A young woman in a flower crown stands in disbelief in front of a shining gold-plated car.

Slamdance Film Review: The Bitcoin Car

Film Reviews

Slamdance Film Review: The Bitcoin Car
Director: Trygve Luktvasslimo

Premiere: 01.20

Singing electrons, a herd of goats named after STDs and a beautiful young farm girl walk into a Norwegian Bitcoin mine. Now, stop me if you’ve heard this one before, although I doubt you have. The Bitcoin Car is a dark and campy Norwegian musical-comedy with a lot to say, and they say it well (and through song). The Bitcoin Car is written, directed and edited by Trygve Luktvasslimo (The Vegan Toothbrush, Shallow Water Blackout) in his feature film debut and gorgeously shot by director of photography, Rasmus West (Till Drömmarnas Land). This is not a film to skip out on, even if you’re a self-proclaimed musical hater. 

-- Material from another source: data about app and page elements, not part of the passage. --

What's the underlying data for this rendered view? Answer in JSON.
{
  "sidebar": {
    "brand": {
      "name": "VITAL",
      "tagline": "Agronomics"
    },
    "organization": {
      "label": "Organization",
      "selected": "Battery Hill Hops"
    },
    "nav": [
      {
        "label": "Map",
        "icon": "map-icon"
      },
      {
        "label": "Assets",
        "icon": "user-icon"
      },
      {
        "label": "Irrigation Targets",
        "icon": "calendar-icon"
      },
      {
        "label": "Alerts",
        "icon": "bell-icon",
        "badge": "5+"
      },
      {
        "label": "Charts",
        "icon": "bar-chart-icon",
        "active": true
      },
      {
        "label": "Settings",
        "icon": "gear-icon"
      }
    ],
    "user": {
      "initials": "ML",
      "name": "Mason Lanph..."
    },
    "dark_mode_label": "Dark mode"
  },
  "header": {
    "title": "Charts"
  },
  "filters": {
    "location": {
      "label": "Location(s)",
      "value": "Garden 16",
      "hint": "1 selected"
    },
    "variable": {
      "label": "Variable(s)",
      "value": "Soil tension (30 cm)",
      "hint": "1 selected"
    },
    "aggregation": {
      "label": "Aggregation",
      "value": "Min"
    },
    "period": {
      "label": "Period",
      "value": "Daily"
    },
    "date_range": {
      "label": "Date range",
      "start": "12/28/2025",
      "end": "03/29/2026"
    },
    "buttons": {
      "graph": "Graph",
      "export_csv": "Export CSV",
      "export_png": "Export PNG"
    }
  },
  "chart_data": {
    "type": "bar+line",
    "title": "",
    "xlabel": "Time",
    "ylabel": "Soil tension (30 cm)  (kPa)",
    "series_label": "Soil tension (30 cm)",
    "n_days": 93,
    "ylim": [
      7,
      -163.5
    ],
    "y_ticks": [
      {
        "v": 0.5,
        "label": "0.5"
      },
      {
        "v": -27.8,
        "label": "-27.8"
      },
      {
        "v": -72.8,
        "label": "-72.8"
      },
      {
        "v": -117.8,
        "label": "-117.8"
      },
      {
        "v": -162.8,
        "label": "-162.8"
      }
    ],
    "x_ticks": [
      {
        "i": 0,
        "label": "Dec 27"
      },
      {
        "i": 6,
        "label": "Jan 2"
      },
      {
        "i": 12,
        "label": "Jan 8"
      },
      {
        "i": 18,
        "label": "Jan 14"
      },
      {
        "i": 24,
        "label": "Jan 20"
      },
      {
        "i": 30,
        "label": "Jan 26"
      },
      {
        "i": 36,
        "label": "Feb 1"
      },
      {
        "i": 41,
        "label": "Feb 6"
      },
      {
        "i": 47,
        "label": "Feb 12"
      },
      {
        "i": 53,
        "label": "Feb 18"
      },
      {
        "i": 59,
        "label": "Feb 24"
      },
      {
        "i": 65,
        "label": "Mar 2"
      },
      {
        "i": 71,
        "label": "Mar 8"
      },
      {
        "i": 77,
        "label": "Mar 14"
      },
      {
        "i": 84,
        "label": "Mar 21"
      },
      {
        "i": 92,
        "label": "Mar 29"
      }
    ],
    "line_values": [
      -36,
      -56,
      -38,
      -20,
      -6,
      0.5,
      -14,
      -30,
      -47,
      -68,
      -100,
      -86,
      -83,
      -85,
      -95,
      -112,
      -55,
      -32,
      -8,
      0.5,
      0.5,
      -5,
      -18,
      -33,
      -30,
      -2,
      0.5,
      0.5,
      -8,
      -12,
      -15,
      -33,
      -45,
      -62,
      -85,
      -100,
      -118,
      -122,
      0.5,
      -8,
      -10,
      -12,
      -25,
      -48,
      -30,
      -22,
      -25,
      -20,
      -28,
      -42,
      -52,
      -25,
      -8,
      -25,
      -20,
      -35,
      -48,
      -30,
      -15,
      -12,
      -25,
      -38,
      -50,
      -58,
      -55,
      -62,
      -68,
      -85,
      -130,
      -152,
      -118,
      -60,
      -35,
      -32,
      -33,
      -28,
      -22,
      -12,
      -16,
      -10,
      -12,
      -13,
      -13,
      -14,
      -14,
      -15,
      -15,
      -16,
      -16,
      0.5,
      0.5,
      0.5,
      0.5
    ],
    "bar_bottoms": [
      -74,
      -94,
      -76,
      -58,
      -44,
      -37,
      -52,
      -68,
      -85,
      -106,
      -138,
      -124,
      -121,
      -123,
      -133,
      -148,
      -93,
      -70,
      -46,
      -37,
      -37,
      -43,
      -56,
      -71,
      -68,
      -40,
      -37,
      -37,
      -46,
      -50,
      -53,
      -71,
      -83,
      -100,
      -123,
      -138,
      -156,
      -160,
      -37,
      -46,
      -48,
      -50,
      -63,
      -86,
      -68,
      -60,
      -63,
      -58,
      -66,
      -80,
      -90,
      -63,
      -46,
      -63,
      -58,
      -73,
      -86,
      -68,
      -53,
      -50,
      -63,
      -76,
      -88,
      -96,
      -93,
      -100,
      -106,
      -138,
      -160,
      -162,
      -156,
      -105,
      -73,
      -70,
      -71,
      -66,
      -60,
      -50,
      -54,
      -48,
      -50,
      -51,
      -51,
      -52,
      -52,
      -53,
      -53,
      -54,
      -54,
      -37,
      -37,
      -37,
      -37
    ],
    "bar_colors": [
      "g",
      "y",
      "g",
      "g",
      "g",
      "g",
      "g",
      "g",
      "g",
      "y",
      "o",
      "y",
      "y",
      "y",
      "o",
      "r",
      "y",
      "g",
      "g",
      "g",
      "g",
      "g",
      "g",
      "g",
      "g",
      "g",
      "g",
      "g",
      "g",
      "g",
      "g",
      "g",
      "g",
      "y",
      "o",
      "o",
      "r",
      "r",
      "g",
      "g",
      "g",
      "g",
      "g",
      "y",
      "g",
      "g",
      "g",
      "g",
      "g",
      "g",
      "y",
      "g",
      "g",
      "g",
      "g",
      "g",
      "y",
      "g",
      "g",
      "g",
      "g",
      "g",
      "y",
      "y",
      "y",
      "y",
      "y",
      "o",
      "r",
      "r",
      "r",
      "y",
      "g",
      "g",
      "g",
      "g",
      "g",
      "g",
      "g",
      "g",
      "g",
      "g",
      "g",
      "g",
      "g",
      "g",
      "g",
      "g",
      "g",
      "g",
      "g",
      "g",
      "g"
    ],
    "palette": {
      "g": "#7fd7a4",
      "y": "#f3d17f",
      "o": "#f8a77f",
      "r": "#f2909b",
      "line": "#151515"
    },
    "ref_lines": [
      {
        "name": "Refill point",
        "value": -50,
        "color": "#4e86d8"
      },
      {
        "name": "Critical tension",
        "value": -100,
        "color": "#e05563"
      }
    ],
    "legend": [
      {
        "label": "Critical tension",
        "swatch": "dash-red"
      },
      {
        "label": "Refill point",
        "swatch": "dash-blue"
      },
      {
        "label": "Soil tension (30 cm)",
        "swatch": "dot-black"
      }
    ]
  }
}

The film starts with the model, younger brother Lukas (no guys, he’s a model, literally) of our lead Gloria (Sunniva Birkeland Johansen) flying home to visit his sister on her farm in Norway. Unbeknownst to Lukas (Henrik Paus), Gloria—along with the rest of the residents of their island—decided to sell the graveyard where their loved ones are buried while receiving a substantial compensation from a Bitcoin mine to not relocate their bodies. Keeping the money to herself, even though it’s both Gloria’s and Lukas’ parents buried there, Gloria goldplates her old Toyota Corolla and fixes up her idyllic farmhouse with the money. Things take a turn for the worst, however, when Gloria and the other islanders start seeing the effects that the Bitcoin mine takes on their land.  

There’s a lot to unpack in the film’s (now fairly uncommon) 94-minute runtime. Luktvasslimo attempts to explain what exactly cryptocurrency is (spoiler alert: still, no one understands) all while taking us on an emotionally complex and musically comedic journey of Gloria. The film not only covers Gloria’s repercussions from agreeing to this deal but also identifies themes of love, existentialism, death and the never ending cycle that is existence and how it comes for all of us in some way eventually. The film also draws a lot of interesting parallels between the “old-school” way of mining and its comparison to this present day way of “bitcoin mining.” 

I understand how a foreign musical-comedy with a title like The Bitcoin Car could scare away a lot of viewers, but this is a film done right. Luktvasslimo works overtime to give each individual character a backstory and motivation then finds a way to interweave all of them together to make one coherent story and goal for everyone to achieve. West then takes all that Luktvasslimo is trying to say and curates some of the most visually stunning and intentional frames I‘ve seen in recent years. The duo are a match made in electron heaven. The casting itself is also an impressive feat. Johansen, Paus and Johannes Winther Farstad, who plays Gloria’s love interest Viljami, each have multiple moments throughout where they absolutely steal the scene they’re in. 

A lot of the humor in this film comes from its sporadically—yet never missing the mark—timed musical numbers. With songs like “Viljami Karjalainen” and “Death Unites Us,” you’ll be thinking about this movie, and singing to yourself, long after it ends. 

It’s films like these, the weird and out-there concepts that might not be mainstream or marketable, that remind jaded artists (a.k.a. recent graduate film students like myself) why we decided to delve into the art of film in the first place: the goal is to not only say something meaningful, but to create something weird as hell that inspires those around you to keep making weird-as-hell art. I loved The Bitcoin Car and I loved that it reminded me just how much I love film. Especially the weird ones.  –Alliyah Uribe

Read more of SLUG‘s comprehensive coverage of the 2024 Slamdance Film Festival.